What attracted you to the ARCP teaching opportunity? As a JSIS alumna and a MAAIS Civic Council member, I was happy to have the opportunity to deepen my involvement with the program. Since I had been on the client side of a couple of ARCP engagements, I was excited to be on the other side, working with the student teams as a coach and mentor. Being an instructor also gave me the opportunity to stretch my wings professionally and to learn from the great staff and students in the program.
How did your personal and professional experience prepare you for guiding students through the ARCP? Although I certainly believed that my experience in the corporate and not-for-profit sectors, along with my experience as an ARCP client, would be helpful I didn’t really know going in what specifically I would draw upon. The fact that we all had to adapt to Covid-19 during Spring/Summer quarters meant I needed to pull different things from my experience than I might have.
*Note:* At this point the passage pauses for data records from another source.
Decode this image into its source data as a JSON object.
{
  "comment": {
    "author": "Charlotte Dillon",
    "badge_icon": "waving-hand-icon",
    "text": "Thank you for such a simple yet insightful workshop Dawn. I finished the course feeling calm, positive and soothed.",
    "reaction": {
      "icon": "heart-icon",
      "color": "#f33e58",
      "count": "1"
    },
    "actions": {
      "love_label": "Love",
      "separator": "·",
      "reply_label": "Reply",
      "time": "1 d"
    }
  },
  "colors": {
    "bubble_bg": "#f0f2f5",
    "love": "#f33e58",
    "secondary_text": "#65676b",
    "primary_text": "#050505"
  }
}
I believe the students benefited most from hearing real life examples from projects I had been involved with, particularly where I’d used consultants or been a consultant. They also appreciated the perspective of someone with years of experience working for both corporations and NGOs. What I most enjoyed—and what Tom Cohen, the instructor who preceded me, had emphasized—was the importance of being a coach. This became especially important as students were adapting to online instruction and team interactions in addition to the multitude of stressors the pandemic and other social upheavals brought on.
What is the value of the ARCP experience for students? Having a real world project with an actual corporate or non-profit client stretches and stimulates the students in ways that a theoretical case study never could. Situations come up that test the group as individuals and as teams – changes in scope, personality conflicts, difficulty securing interviews with stakeholders, etc. Coming out of the class every student better understood how to work well in a team, how to define a project’s scope, and how to run client engagement. In addition, all projects have an international component which allows the students to see their studies come to life and to envision how they can apply their knowledge and skills to jobs after graduate school.
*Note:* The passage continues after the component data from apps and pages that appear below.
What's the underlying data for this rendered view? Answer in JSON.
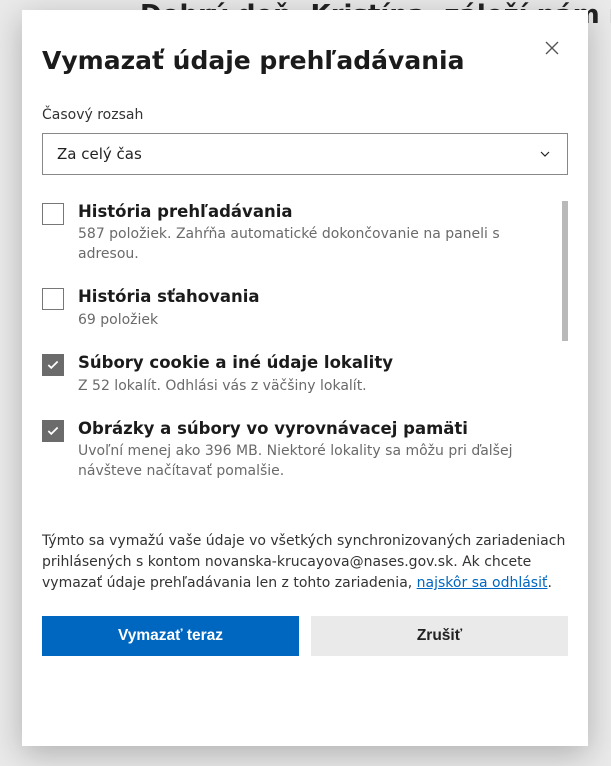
{
  "background": {
    "text": "Dobrý deň, Kristína, záleží nám na"
  },
  "dialog": {
    "title": "Vymazať údaje prehľadávania",
    "timeRange": {
      "label": "Časový rozsah",
      "selected": "Za celý čas"
    },
    "items": [
      {
        "checked": false,
        "title": "História prehľadávania",
        "desc": "587 položiek. Zahŕňa automatické dokončovanie na paneli s adresou."
      },
      {
        "checked": false,
        "title": "História sťahovania",
        "desc": "69 položiek"
      },
      {
        "checked": true,
        "title": "Súbory cookie a iné údaje lokality",
        "desc": "Z 52 lokalít. Odhlási vás z väčšiny lokalít."
      },
      {
        "checked": true,
        "title": "Obrázky a súbory vo vyrovnávacej pamäti",
        "desc": "Uvoľní menej ako 396 MB. Niektoré lokality sa môžu pri ďalšej návšteve načítavať pomalšie."
      }
    ],
    "syncNote": {
      "part1": "Týmto sa vymažú vaše údaje vo všetkých synchronizovaných zariadeniach prihlásených s kontom novanska-krucayova@nases.gov.sk. Ak chcete vymazať údaje prehľadávania len z tohto zariadenia, ",
      "link": "najskôr sa odhlásiť",
      "part2": "."
    },
    "buttons": {
      "primary": "Vymazať teraz",
      "secondary": "Zrušiť"
    }
  }
}
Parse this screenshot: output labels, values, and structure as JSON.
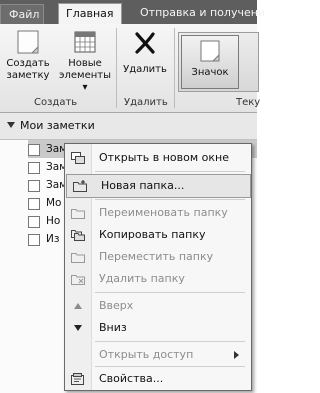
{
  "tabs": {
    "file": "Файл",
    "home": "Главная",
    "send": "Отправка и получени"
  },
  "ribbon": {
    "create_note": [
      "Создать",
      "заметку"
    ],
    "new_items": [
      "Новые",
      "элементы ▾"
    ],
    "delete": "Удалить",
    "view_note": "Значок",
    "group_create": "Создать",
    "group_delete": "Удалить",
    "group_current": "Теку"
  },
  "pane": {
    "title": "Мои заметки",
    "notes": [
      "Зам",
      "Зам",
      "Зам",
      "Мо",
      "Но",
      "Из"
    ]
  },
  "context_menu": {
    "items": [
      {
        "label": "Открыть в новом окне",
        "icon": "open-window-icon",
        "enabled": true
      },
      {
        "label": "Новая папка...",
        "icon": "new-folder-icon",
        "enabled": true,
        "highlighted": true
      },
      {
        "label": "Переименовать папку",
        "icon": "rename-folder-icon",
        "enabled": false
      },
      {
        "label": "Копировать папку",
        "icon": "copy-folder-icon",
        "enabled": true
      },
      {
        "label": "Переместить папку",
        "icon": "move-folder-icon",
        "enabled": false
      },
      {
        "label": "Удалить папку",
        "icon": "delete-folder-icon",
        "enabled": false
      },
      {
        "label": "Вверх",
        "icon": "up-arrow-icon",
        "enabled": false
      },
      {
        "label": "Вниз",
        "icon": "down-arrow-icon",
        "enabled": true
      },
      {
        "label": "Открыть доступ",
        "icon": "share-icon",
        "enabled": false,
        "submenu": true
      },
      {
        "label": "Свойства...",
        "icon": "properties-icon",
        "enabled": true
      }
    ]
  }
}
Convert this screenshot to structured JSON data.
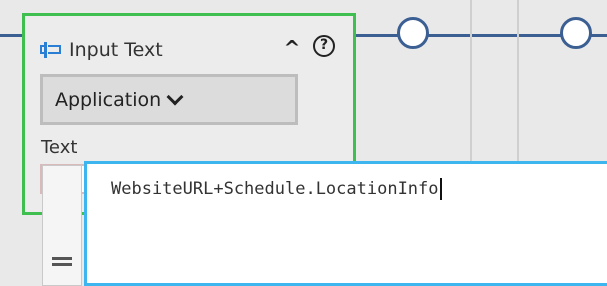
{
  "activity": {
    "title": "Input Text",
    "icon": "input-text-icon",
    "application_label": "Application",
    "text_label": "Text"
  },
  "expression_editor": {
    "value": "WebsiteURL+Schedule.LocationInfo"
  },
  "colors": {
    "activity_border": "#3fbf4f",
    "connector": "#3b5f93",
    "editor_border": "#3db6f0",
    "icon_accent": "#2a7fd4"
  }
}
What did you learn from the first year teaching the ARCP? The biggest learning for me was to lean in to my coaching role. Helping the students appreciate their unique skill sets and understand how to bring them to their projects is how I can best help them be successful as teams and individuals. This class is unique in that the actual teaching content is minimal. It is all about helping the students form and maintain strong teams, learn through doing how to conduct a good client engagement and stay on track with a tight timeline, sometimes shifting focus and multiple deliverables, and meet the challenges of gathering and sifting through the necessary data to come up with strong client recommendations.